  • The Riviera Glowing Man Review


    Swans- The Glowing Man Michael Gira's legendary noise-makers sign out with one of the most transcendental records of their career.    It's easy to look at the current state of worldwide affairs and denounce this age as the final downward spiral of humanity. Depressingly, for many of those among the most unfortunate it has all too often seemed as though their fates have been prized from their hands; gone in a millisecond with no confirmation of return or purpose. Together with his band Swans, Michael Gira has been the gutter-level voice of primal anxiety and loss since the early '80s. Since their reformation in 2009, they've continued shamelessly to force their apocalyptic purview into practice, becoming ever more expansive and all-consuming in the process; 2014's To Be Kind was the sound of entire galaxies pushing the self-destruct button. The Glowing Man, which will be their final album in this incarnation, is somewhat a depiction of the aftermath. How have our lives changed now that they're seemingly forfeit? Who is left to pick up the pieces? Though The Glowing Man doesn't provide archetypal answers to those questions, it does reach pretty transcendental peaks via a number of passages. Lyrically it's bursting......

  • Totally Biased Glowing Man Review

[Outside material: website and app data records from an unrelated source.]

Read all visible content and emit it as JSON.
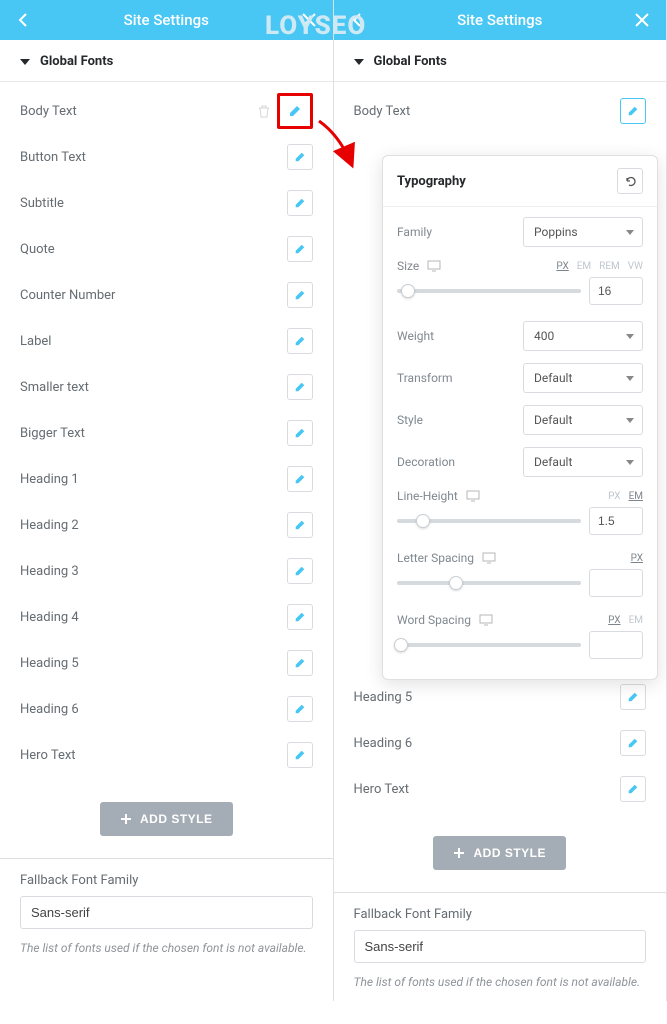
{
  "watermark": "LOYSEO",
  "header": {
    "title": "Site Settings"
  },
  "section": {
    "title": "Global Fonts"
  },
  "fonts": [
    "Body Text",
    "Button Text",
    "Subtitle",
    "Quote",
    "Counter Number",
    "Label",
    "Smaller text",
    "Bigger Text",
    "Heading 1",
    "Heading 2",
    "Heading 3",
    "Heading 4",
    "Heading 5",
    "Heading 6",
    "Hero Text"
  ],
  "add_style": "ADD STYLE",
  "fallback": {
    "label": "Fallback Font Family",
    "value": "Sans-serif",
    "help": "The list of fonts used if the chosen font is not available."
  },
  "panel2_fonts_visible": [
    "Body Text",
    "Heading 5",
    "Heading 6",
    "Hero Text"
  ],
  "typography": {
    "title": "Typography",
    "family_label": "Family",
    "family_value": "Poppins",
    "size_label": "Size",
    "size_value": "16",
    "size_units": [
      "PX",
      "EM",
      "REM",
      "VW"
    ],
    "size_active_unit": "PX",
    "weight_label": "Weight",
    "weight_value": "400",
    "transform_label": "Transform",
    "transform_value": "Default",
    "style_label": "Style",
    "style_value": "Default",
    "decoration_label": "Decoration",
    "decoration_value": "Default",
    "lineheight_label": "Line-Height",
    "lineheight_value": "1.5",
    "lineheight_units": [
      "PX",
      "EM"
    ],
    "lineheight_active_unit": "EM",
    "letterspacing_label": "Letter Spacing",
    "letterspacing_value": "",
    "letterspacing_units": [
      "PX"
    ],
    "wordspacing_label": "Word Spacing",
    "wordspacing_value": "",
    "wordspacing_units": [
      "PX",
      "EM"
    ],
    "wordspacing_active_unit": "PX"
  }
}
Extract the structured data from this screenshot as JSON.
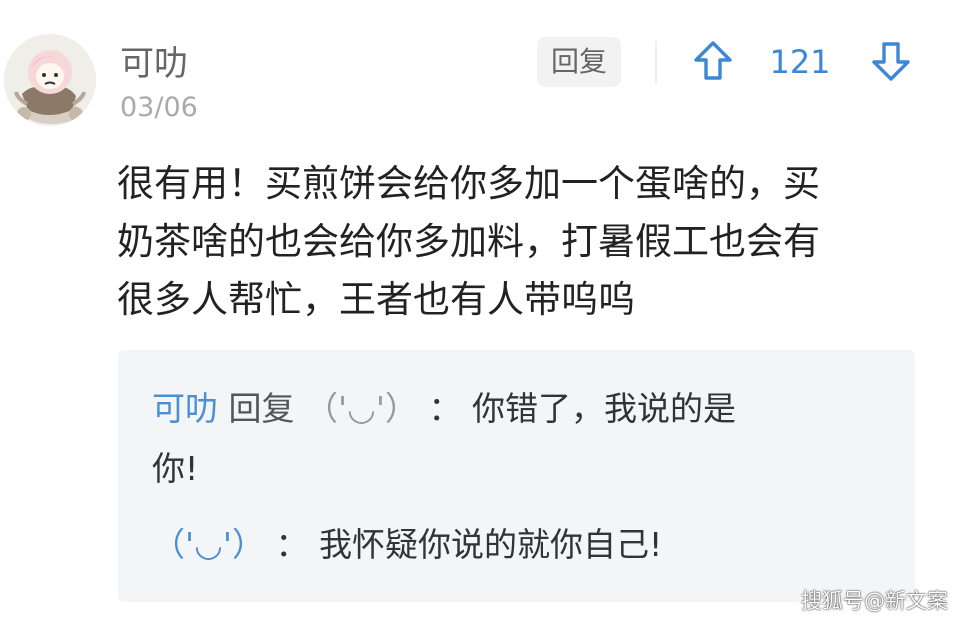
{
  "comment": {
    "username": "可叻",
    "date": "03/06",
    "reply_label": "回复",
    "vote_count": "121",
    "body_lines": [
      "很有用！买煎饼会给你多加一个蛋啥的，买",
      "奶茶啥的也会给你多加料，打暑假工也会有",
      "很多人帮忙，王者也有人带呜呜"
    ]
  },
  "replies": {
    "first": {
      "author": "可叻",
      "action": "回复",
      "target": "（'◡'）",
      "separator": "：",
      "text_line1": "你错了，我说的是",
      "text_line2": "你!"
    },
    "second": {
      "author": "（'◡'）",
      "separator": "：",
      "text": "我怀疑你说的就你自己!"
    }
  },
  "watermark": "搜狐号@新文案",
  "colors": {
    "accent_blue": "#4a90d4",
    "username_gray": "#666666",
    "date_gray": "#aaaaaa",
    "reply_background": "#f4f5f7"
  },
  "icons": {
    "avatar": "cartoon-avatar",
    "upvote": "upvote-arrow-icon",
    "downvote": "downvote-arrow-icon"
  }
}
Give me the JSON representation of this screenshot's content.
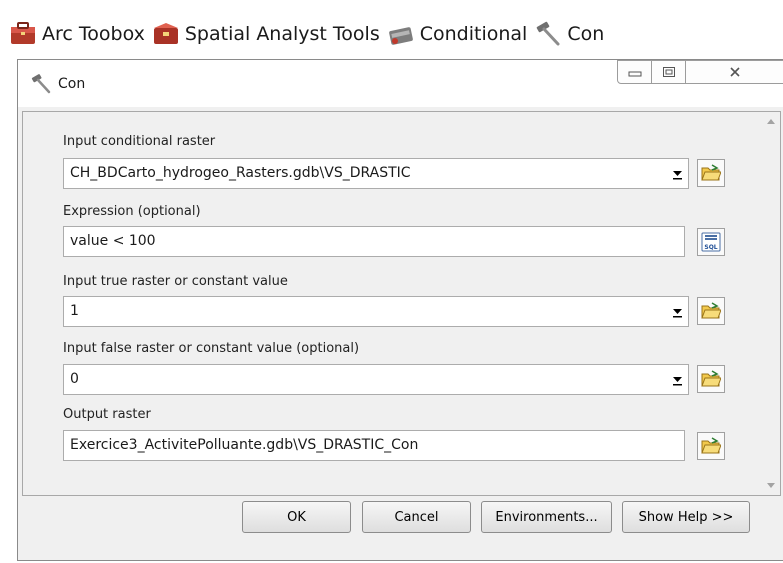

    Swans – The Glowing Man by EliotPublished 19 July 2016 Swans have been around for a while. They started way back in 1982, stopped in 1997 and then reinvented themselves in 2010. That’s also when I first heard of them, not really being into experimental no-wave when I was 10 years old. So my introduction came pretty late, but I was immediately hooked, listening to everything they released and buying all their reissues to really understand what Swans are all about. To me, the masterpiece of their current line-up is To Be Kind, Which still haunts my dreams, but The Glowing Man is a fitting end to this incarnation of Swans. If you have listened to any of their past 2 albums, you’ll notice that very few things have changed. TGM is a double album, with 4 songs on each side, spanning just under two hours. As always, it’s a challenging listen at times, since songs often span 25 minutes. But there’s a lot to find and love here. It’s hard to tell someone what Swans sound like. I found that out while trying to write this review. They are unique, with elements of drone, krautrock, no-wave, post-punk and more......

  • LEO Weekly Q&A with Michael Gira


    No expectations: A Q&A with Michael Gira of Swans JULY 20, 2016 BY JOHN KING Michael Gira — musician, author and owner of the record label Young God Records — has released 30 albums under various projects including Angels of Light and Swans, the latter he founded in 1982. After a 15-year-break, Gira reformed Swans in 2009 and has since released four albums to critical acclaim. The latest album, The Glowing Man, was released June 17. We recently caught up with Gira to talk about the new record, and how his music has progressed. LEO: Some may find it peculiar that, at the time of the newest release, you stated that this would be the last album and tour of this lineup. What prompted this, or maybe it was by design to step down on a high note?Michael Gira: Certainly I am exhausted, as is everyone else in the group — but it has a lot to do with the fact that we have been in close quarters for well over 200 days a year for the last seven years, considering that we started working together in 2009. Though there is certainly a lot of life left in this configuration, which we’ll......